With her second novel, Deryn Collier returns to the fictional B.C. town of Kootenay Landing and to the character of former Canadian Forces commander Bern Fortin, who now works as the town coroner. Collier continues to develop and deepen both character and setting in a novel that satisfies as a mystery but also stands as something richer and more complex.
Open Secret begins with two seemingly unrelated events. At the U.S. border, Gary Dowd panics and abandons his car, disappearing into the nearby forest with a small package he was supposed to carry into the country for a friend. A short time later, that friend, a small-time drug dealer named Seymour Melnychuk, is gunned down at close range. Fortin is drawn into the case, working with constable Maddie Schilling to peel back layers of lies, denial, and half-truths.

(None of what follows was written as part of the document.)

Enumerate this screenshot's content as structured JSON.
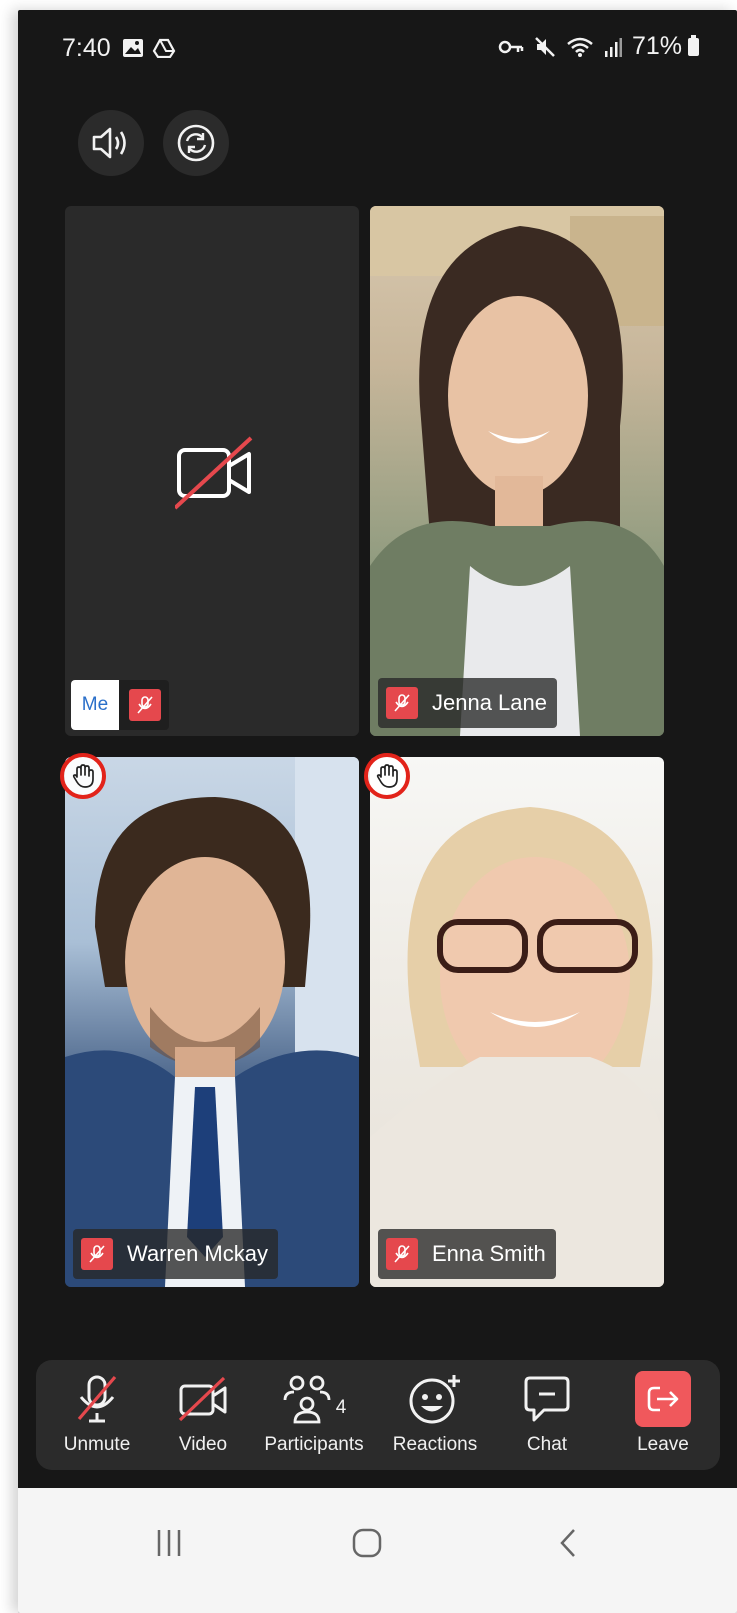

Open Secret is an accomplished mystery that spans decades and gradually expands to include a disappearance, sexual abuse, and – this being the B.C. interior – lots and lots of marijuana. Everything is connected, as is often the case in genre mysteries. (And in small towns.)
Readers expecting a standard, breezy thriller might find themselves puzzled by the relaxed pace and subdued intensity, but these attributes are part of what gives the book its power. Collier spends considerable time exploring the lives and relationships of the citizens of Kootenay Landing, developing the town in much the same manner as Giles Blunt does with Algonquin Bay in his John Cardinal series.
Collier demonstrates subtle and impressive control, downshifting into seemingly casual scenes then revving back up for the story’s resolution. The climax leaves the reader with a genuine emotional pang, drawing together the community, the crime, and the hidden history with which Fortin is reckoning. It makes for powerful reading.